··· Data for the task

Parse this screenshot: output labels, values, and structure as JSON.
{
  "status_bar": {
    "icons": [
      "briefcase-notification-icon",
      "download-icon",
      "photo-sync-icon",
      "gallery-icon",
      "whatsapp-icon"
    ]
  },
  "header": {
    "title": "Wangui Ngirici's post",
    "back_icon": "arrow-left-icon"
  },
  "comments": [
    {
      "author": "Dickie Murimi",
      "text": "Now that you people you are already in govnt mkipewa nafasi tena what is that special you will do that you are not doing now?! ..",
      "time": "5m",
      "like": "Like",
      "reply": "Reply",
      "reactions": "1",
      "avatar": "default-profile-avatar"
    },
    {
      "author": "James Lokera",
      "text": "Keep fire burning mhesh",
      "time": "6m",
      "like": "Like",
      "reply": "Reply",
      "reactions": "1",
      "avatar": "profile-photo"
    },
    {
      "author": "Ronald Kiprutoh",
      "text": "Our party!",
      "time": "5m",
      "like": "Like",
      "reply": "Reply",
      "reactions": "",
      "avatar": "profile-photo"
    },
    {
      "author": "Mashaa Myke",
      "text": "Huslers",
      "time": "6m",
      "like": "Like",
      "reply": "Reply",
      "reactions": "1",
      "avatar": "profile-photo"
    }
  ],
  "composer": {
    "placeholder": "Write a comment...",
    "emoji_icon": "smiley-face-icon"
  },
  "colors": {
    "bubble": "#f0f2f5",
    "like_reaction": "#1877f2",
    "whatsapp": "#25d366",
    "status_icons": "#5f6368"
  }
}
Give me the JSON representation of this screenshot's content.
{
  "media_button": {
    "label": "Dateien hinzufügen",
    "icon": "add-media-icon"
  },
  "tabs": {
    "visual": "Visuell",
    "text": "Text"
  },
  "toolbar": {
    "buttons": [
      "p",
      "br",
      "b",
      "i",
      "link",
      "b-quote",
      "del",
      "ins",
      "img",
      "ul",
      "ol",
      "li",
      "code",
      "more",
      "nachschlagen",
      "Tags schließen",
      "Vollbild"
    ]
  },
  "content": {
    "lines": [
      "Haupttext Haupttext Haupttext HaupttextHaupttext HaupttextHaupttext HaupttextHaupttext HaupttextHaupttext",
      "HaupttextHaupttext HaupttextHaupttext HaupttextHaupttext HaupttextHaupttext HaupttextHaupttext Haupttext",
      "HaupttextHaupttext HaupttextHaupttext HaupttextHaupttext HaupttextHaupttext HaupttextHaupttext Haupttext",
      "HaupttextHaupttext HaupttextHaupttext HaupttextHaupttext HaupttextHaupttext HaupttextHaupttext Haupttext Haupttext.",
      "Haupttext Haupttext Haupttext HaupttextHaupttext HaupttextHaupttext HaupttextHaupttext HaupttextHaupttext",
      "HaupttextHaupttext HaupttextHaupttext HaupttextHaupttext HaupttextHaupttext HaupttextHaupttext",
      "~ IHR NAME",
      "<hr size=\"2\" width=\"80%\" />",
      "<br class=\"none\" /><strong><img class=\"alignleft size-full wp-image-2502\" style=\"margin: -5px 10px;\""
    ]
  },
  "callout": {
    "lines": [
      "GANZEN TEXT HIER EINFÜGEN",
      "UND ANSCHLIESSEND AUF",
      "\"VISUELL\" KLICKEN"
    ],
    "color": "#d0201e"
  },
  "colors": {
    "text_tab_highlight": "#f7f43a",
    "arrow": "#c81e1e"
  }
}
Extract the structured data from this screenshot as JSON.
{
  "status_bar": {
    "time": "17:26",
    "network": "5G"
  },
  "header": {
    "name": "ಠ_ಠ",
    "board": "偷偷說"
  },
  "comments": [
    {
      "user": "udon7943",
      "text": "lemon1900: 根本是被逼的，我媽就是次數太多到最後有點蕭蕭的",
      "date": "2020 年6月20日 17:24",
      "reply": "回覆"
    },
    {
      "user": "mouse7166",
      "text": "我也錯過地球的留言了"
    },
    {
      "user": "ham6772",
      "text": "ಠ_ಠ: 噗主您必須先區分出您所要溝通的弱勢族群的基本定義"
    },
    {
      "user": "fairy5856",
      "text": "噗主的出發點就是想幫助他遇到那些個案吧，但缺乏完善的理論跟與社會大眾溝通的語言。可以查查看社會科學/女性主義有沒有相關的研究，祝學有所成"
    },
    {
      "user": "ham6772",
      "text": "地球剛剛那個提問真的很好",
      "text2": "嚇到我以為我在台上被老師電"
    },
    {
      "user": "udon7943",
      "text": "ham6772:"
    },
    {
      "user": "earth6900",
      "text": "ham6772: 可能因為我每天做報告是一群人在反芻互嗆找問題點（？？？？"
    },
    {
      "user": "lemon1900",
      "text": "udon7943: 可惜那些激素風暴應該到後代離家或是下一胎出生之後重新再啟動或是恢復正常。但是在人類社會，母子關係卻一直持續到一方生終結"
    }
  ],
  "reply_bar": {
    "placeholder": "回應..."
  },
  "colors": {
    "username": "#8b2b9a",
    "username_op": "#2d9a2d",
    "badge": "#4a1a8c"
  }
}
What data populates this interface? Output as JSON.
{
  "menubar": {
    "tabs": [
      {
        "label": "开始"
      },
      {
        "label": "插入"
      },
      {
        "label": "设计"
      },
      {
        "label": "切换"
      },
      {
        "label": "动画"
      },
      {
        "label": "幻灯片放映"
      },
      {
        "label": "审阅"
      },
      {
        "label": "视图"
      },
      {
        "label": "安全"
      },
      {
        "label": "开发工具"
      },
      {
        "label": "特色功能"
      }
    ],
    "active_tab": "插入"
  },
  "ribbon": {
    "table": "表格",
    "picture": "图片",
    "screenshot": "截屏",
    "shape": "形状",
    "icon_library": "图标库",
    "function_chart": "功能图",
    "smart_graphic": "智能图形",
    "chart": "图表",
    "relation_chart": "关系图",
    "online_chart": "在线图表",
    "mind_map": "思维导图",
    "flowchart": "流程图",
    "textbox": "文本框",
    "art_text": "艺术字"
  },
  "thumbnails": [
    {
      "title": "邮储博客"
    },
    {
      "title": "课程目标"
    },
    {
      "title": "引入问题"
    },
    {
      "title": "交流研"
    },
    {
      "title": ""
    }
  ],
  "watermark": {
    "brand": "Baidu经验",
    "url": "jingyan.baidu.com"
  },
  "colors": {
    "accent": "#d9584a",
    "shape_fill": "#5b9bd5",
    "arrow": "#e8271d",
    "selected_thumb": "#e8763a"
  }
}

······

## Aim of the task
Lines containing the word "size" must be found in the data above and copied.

## Solution to this exercise
      "<hr size=\"2\" width=\"80%\" />",
      "<br class=\"none\" /><strong><img class=\"alignleft size-full wp-image-2502\" style=\"margin: -5px 10px;\""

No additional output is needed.